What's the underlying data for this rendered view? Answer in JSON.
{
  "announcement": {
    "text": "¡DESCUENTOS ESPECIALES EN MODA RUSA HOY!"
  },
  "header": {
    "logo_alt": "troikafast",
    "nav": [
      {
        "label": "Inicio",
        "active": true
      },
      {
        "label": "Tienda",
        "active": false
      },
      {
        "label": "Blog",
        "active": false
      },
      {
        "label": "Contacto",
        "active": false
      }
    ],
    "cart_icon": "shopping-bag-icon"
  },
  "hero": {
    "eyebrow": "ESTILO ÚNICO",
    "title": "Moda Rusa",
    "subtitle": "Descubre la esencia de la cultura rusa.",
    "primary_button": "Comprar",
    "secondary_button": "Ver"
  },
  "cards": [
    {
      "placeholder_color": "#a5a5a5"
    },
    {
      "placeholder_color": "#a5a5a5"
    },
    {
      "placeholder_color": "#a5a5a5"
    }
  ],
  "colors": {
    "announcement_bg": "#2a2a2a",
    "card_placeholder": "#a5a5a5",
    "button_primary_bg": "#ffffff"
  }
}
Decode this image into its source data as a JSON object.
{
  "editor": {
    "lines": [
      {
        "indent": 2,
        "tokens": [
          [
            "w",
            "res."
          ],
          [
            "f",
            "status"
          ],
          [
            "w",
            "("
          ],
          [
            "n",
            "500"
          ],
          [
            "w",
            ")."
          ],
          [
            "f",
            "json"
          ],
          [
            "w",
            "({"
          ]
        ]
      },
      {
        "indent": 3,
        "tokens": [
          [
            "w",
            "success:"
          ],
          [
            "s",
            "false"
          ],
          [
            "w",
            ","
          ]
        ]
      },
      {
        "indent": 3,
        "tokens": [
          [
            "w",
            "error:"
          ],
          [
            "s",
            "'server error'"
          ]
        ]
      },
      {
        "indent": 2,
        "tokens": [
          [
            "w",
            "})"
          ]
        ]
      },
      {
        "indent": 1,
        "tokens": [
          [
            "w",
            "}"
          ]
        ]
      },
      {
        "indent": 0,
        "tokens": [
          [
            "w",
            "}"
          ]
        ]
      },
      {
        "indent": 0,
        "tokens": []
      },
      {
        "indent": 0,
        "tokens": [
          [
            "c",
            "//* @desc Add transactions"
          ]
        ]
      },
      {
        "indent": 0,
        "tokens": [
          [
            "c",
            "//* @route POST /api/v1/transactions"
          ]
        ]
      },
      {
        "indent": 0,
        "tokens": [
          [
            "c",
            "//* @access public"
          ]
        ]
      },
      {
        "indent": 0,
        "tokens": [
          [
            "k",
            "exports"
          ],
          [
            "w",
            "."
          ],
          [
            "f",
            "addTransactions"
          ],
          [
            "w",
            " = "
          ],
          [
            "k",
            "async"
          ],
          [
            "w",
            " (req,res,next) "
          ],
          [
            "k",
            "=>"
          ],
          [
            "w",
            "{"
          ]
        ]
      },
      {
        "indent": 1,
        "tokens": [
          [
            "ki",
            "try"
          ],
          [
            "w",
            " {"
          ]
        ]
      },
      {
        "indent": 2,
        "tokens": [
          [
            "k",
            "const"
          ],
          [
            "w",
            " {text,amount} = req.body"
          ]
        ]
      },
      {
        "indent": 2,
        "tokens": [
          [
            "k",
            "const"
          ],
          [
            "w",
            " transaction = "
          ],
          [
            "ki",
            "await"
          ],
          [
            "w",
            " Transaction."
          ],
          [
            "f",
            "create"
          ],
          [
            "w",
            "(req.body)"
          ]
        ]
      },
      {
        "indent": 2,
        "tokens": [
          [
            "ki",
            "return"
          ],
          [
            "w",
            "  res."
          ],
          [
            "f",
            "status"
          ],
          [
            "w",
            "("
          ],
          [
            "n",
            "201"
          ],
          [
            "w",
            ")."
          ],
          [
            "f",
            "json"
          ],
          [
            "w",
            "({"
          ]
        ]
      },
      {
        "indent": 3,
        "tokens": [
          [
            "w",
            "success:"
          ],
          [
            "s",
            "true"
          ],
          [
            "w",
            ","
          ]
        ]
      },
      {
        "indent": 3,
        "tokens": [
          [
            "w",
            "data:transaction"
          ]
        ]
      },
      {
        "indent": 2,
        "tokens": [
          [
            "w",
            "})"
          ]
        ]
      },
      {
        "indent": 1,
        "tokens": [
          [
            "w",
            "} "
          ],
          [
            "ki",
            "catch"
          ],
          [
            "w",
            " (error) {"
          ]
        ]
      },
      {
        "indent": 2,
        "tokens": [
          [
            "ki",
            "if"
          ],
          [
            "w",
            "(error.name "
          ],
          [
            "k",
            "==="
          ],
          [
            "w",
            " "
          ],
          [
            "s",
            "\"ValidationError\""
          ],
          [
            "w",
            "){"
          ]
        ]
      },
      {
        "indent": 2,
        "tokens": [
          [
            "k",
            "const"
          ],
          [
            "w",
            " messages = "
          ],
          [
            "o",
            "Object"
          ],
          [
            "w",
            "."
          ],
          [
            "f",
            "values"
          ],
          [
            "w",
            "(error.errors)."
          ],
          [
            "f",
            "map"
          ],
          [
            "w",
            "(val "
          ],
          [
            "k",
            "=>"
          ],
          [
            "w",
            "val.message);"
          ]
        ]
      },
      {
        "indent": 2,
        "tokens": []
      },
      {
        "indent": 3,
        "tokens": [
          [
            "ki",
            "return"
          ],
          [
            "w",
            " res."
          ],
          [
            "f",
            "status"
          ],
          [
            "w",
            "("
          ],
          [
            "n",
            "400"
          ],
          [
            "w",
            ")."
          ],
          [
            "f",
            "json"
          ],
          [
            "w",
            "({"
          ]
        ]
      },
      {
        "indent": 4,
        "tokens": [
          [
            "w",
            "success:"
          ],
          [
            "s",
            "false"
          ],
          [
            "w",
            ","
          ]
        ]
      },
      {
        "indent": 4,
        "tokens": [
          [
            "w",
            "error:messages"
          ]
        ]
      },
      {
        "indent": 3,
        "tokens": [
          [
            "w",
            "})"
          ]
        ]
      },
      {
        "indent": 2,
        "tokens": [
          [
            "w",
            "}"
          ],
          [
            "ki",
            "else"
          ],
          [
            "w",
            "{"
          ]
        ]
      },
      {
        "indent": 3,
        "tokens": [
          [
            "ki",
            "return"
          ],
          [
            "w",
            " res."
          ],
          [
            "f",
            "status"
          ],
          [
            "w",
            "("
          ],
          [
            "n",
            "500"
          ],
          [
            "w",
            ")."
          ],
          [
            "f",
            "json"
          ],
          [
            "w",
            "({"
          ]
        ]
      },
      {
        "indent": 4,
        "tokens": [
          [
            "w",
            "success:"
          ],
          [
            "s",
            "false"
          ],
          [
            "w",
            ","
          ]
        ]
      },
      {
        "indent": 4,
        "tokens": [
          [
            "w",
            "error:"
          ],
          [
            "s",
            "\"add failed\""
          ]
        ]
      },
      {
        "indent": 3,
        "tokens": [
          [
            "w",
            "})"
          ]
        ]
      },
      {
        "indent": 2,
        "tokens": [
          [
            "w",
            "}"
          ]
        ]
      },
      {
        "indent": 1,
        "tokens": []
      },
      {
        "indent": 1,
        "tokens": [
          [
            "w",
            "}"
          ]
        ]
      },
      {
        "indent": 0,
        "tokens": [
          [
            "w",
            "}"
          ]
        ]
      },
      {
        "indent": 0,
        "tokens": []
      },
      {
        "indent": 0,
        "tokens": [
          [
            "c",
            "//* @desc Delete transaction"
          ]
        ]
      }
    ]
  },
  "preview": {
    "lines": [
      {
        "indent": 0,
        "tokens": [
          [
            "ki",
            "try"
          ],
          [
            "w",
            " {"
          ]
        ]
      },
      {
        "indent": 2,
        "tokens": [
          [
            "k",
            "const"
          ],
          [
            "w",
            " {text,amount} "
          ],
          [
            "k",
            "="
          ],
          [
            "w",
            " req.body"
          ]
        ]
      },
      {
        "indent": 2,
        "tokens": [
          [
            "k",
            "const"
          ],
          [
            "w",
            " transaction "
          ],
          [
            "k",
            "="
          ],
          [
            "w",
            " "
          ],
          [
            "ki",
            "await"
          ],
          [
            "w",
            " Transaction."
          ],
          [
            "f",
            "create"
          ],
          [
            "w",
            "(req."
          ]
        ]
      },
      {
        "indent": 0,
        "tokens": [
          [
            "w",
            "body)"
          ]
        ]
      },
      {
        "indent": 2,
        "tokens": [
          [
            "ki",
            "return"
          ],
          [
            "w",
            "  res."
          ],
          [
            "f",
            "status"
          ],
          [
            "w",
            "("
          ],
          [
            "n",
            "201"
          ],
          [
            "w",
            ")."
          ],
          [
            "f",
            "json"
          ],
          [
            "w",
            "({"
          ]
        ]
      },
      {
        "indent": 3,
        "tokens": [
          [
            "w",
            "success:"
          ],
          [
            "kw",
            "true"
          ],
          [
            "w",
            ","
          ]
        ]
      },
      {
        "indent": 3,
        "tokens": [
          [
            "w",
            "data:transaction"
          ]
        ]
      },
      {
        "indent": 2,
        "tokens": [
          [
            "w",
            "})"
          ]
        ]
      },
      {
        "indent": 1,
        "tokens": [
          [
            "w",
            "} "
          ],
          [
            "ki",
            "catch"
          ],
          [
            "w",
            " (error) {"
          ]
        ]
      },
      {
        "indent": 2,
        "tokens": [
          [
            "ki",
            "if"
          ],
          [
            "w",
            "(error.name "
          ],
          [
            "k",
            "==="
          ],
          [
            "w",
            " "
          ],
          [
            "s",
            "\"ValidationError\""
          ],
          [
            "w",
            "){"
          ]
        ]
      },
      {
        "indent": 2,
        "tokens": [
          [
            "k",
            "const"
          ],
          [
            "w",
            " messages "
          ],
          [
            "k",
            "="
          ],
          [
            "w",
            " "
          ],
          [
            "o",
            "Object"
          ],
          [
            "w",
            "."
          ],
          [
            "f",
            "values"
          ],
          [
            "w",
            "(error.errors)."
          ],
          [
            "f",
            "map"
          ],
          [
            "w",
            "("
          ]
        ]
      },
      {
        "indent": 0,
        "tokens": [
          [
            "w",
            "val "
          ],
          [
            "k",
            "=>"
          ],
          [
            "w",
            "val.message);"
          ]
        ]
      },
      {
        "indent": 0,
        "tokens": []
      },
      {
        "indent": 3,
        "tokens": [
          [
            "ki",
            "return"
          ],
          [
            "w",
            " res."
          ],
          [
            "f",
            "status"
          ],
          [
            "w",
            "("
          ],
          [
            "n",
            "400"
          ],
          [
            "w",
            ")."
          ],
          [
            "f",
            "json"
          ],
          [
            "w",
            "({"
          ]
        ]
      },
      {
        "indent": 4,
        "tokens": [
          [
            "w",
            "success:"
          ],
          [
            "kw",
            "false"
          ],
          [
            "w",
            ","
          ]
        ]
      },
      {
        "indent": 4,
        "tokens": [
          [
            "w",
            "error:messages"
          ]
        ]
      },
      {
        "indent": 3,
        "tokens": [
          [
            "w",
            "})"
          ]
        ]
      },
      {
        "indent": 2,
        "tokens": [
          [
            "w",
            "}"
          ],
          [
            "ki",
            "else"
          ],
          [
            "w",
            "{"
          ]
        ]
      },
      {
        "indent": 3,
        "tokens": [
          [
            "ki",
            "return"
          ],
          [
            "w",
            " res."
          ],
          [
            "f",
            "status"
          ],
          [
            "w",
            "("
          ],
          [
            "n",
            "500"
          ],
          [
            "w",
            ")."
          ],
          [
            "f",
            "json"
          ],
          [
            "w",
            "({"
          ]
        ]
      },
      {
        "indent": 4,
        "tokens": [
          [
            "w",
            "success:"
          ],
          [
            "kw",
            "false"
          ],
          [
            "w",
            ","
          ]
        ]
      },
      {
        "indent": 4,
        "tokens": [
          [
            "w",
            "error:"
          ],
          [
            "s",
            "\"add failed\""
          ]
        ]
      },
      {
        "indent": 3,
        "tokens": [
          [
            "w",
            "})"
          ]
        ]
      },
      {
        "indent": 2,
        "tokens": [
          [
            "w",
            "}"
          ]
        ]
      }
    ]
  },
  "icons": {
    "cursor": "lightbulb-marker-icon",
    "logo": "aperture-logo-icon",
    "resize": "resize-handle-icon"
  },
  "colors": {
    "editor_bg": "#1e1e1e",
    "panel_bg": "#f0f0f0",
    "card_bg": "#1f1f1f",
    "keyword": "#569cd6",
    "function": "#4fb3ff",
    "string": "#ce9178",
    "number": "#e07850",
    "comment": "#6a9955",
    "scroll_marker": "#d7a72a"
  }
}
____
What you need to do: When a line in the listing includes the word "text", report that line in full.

Output of the task:
    "text": "¡DESCUENTOS ESPECIALES EN MODA RUSA HOY!"
            " {text,amount} = req.body"
            " {text,amount} "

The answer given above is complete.